A lot of what humans communicate about concerns cognitive contents of various kinds produced by others or themselves: speech, thought, writing, emotional states, attitudes, hopes, and the like. Languages have developed specialized ways to structure the representation of such contents, especially in various dedicated forms of speech and thought representation. Represented content can also include embodied behavior, such as gesture, whether in cospeech gesture or in sign language. What is represented need not actually have been previously produced: represented contents can be future, hypothetical or nonexistent, and forms of so-called fictive interaction can be used in which the model of face-to-face interaction is used to talk about a variety of other meaning types. Speech and thought representation presupposes the existence of two speech events—a current and a represented one—and each comes with a speaker, defined linguistically in terms of their central deictic coordinates, I—here—now. The interplay of deictic features and different forms of structural integration can define specific types of construction, showing different degrees of access to the embedded mental space of the represented speaker's speech or thought, such as direct, indirect, and free indirect speech or thought. Social media forms of direct speech or thought merit separate investigation, as do subjective uses of reporting clauses such as I think, which form a distinct construction type, using a subset of the grammar of speech and thought representation for different purposes. This article is categorized under: Linguistics > Cognitive Linguistics > Linguistic Theory Linguistics > Language in Mind and Brain.

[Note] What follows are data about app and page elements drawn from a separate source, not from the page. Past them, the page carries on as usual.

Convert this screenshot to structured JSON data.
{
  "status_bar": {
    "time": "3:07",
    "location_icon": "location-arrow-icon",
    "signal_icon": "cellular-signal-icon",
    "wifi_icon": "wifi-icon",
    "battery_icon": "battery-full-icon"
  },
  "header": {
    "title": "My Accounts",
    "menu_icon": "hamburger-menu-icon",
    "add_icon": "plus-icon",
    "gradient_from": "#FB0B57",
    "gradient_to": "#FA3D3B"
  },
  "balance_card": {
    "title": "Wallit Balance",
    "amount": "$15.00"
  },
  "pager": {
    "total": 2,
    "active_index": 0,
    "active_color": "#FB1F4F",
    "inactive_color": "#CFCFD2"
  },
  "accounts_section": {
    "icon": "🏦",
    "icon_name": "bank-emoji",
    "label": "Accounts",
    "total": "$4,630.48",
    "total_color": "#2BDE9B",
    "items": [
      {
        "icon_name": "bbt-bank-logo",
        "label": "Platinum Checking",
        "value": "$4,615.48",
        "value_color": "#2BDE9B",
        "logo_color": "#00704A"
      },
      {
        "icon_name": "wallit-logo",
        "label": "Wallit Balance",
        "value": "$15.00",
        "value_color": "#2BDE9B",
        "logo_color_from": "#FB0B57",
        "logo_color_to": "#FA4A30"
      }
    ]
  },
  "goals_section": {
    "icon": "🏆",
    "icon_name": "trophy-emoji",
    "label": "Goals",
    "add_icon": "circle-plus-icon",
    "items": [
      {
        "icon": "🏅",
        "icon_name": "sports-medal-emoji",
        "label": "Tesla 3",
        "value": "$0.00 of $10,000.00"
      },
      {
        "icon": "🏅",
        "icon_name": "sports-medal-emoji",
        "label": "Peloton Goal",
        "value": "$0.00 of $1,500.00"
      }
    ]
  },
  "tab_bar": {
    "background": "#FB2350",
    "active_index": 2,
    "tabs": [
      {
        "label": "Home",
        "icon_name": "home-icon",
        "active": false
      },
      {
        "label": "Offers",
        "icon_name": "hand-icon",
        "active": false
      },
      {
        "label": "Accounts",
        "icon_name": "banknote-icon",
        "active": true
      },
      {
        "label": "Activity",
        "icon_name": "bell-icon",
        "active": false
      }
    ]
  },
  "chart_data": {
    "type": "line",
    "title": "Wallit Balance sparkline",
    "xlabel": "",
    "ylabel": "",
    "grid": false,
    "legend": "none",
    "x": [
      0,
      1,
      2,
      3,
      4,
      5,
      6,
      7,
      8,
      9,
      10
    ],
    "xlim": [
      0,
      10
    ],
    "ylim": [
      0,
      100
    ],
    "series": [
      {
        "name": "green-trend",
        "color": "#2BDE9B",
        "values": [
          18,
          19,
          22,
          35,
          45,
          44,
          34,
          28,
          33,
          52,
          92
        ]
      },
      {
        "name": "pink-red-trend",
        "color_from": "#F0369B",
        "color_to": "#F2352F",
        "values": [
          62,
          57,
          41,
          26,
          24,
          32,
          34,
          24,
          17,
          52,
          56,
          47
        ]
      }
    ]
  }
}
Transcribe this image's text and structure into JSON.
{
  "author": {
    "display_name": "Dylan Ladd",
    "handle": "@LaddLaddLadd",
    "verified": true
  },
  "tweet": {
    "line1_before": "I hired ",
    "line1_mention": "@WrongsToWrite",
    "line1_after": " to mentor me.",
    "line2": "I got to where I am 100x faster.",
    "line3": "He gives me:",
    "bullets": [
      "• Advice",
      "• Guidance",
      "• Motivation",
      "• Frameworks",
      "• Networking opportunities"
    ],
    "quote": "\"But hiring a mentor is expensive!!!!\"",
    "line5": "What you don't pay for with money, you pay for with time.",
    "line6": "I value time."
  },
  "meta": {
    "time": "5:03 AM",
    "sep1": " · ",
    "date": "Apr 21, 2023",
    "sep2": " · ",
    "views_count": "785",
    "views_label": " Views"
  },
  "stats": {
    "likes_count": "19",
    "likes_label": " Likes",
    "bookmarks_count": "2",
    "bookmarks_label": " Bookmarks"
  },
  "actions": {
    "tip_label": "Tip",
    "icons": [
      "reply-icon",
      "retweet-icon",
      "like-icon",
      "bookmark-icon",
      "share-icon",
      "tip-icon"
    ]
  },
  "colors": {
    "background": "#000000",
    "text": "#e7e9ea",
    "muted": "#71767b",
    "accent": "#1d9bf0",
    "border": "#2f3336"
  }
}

- (free) indirect speech or thought
- direct speech or thought
- fictive interaction
- reported speech
- speech and thought representation